The Colour Space collection presents a variation on Hirst’s spot paintings but exudes a more human and painterly aesthetic. Rather than depicting clinical and perfectly painted circles, the prints in this series show hundreds of dots spontaneously dancing across the composition, sometimes overlapping, and coinciding with the occasional paint splatter. The impulsive quality of this series resembles Jackson Pollock’s abstract expressionist works and is far more expressive than Hirst’s earlier works depicting spots and dots.

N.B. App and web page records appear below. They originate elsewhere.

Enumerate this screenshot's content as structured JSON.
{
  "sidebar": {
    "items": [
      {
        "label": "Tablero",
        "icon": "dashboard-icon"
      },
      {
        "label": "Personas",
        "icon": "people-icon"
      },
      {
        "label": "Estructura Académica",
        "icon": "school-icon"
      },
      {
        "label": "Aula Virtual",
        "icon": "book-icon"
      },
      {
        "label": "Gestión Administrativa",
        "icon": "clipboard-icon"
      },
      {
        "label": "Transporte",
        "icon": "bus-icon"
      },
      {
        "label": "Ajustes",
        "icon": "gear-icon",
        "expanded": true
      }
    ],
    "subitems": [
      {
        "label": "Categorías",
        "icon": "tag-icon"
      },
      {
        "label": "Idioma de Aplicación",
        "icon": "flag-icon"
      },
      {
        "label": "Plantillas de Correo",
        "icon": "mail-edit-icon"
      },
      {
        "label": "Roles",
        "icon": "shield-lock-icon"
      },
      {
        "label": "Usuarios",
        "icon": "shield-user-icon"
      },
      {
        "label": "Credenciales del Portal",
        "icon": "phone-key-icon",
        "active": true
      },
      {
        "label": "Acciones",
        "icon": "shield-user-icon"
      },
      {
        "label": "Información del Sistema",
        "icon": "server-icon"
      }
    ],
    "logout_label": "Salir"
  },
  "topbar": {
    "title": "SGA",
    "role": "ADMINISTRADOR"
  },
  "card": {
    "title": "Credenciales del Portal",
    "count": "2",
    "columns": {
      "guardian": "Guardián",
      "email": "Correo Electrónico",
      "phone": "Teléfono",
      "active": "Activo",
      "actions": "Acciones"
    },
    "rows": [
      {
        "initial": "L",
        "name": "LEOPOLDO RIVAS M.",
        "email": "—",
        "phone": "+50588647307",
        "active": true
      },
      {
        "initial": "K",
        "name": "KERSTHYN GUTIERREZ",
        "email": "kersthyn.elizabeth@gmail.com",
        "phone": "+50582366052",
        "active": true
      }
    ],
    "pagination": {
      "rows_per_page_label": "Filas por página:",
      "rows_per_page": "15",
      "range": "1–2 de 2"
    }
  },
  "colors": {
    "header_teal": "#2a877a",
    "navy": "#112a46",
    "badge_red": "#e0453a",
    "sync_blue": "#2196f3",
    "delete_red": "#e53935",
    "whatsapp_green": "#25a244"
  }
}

Despite abandoning the grid formulation of his earlier works, this very recent collection of Hirst prints does still adhere to the basic rules of artist’s spot paintings. He recalled, 'I originally wanted the Spots to look like they were painted by a human trying to paint like a machine. Colour Space is going back to the human element, so instead you have the fallibility of the human hand in the drips and inconsistencies. There are still no two exact colours that repeat in each painting, which is really important to me. I think of them as cells under a microscope.'